ASSIGNMENT:
What lines in the records below contain the string "name"? Copy every one.

INFORMATION:
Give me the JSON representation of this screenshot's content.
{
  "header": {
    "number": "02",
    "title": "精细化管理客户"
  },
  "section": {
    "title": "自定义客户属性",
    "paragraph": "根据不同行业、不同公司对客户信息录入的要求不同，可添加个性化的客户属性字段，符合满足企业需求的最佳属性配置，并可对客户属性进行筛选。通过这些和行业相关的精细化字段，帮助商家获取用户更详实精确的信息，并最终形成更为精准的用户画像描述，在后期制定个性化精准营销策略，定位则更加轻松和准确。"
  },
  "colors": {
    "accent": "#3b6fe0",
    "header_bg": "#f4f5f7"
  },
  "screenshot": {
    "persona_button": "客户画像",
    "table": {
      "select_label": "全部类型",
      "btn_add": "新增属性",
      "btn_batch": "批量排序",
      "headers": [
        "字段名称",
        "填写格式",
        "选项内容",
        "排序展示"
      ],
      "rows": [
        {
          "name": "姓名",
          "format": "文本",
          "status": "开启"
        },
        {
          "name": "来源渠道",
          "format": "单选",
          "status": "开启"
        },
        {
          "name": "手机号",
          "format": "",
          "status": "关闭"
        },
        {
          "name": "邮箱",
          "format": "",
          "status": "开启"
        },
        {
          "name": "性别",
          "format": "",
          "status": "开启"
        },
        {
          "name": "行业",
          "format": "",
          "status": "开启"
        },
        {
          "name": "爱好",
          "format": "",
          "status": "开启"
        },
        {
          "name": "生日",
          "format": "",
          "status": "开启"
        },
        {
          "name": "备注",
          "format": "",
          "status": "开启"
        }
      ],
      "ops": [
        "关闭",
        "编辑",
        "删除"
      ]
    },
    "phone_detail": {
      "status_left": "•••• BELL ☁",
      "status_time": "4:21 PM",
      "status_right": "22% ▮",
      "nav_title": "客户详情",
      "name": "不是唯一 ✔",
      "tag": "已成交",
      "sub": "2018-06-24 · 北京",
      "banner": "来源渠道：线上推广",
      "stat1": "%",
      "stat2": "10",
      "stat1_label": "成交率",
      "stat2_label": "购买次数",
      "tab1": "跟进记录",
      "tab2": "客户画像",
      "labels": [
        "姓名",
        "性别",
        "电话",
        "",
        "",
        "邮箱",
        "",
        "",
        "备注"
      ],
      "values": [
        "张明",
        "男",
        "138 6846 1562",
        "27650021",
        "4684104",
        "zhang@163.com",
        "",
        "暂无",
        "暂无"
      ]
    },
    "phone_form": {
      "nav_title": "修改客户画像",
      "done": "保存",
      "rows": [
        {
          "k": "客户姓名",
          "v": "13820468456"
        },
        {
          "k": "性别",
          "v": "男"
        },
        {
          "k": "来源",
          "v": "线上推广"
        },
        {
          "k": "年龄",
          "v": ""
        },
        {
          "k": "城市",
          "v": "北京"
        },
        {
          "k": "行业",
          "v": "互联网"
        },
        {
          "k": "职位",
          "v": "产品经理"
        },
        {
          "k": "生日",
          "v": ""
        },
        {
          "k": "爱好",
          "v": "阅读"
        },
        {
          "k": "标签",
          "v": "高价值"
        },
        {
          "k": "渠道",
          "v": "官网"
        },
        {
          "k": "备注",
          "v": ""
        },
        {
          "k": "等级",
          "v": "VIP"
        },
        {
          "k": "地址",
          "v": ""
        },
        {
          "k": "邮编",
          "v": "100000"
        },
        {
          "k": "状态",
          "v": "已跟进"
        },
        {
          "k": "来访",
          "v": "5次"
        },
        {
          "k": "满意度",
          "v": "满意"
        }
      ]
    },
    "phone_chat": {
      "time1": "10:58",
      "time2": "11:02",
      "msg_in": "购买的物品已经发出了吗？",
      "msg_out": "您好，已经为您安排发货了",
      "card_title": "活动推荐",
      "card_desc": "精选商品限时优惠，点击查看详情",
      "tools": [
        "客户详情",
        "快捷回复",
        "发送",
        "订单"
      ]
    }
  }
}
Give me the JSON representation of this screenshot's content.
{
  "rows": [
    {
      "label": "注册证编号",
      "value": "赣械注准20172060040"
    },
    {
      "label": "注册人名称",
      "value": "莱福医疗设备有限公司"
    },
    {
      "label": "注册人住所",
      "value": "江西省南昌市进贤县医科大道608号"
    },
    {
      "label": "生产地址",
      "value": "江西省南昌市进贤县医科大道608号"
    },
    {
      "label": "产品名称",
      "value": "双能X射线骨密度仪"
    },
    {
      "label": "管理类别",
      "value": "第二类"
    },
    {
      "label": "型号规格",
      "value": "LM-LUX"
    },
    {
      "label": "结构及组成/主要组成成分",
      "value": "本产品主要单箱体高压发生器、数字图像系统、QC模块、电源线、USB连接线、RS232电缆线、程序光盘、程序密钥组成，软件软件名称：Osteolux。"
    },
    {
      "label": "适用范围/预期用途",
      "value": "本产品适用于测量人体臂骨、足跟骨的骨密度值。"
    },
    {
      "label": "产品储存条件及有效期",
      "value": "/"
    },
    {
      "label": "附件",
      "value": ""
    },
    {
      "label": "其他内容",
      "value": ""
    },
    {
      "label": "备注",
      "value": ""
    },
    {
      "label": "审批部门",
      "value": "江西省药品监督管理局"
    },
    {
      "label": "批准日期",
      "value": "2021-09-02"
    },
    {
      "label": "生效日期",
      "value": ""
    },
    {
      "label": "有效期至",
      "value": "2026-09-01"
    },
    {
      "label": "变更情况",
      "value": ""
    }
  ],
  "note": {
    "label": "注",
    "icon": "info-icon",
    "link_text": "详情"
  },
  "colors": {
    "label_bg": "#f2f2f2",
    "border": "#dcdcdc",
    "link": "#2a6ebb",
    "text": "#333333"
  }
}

FINISHED TASK:
          "name": "姓名",
          "name": "来源渠道",
          "name": "手机号",
          "name": "邮箱",
          "name": "性别",
          "name": "行业",
          "name": "爱好",
          "name": "生日",
          "name": "备注",
      "name": "不是唯一 ✔",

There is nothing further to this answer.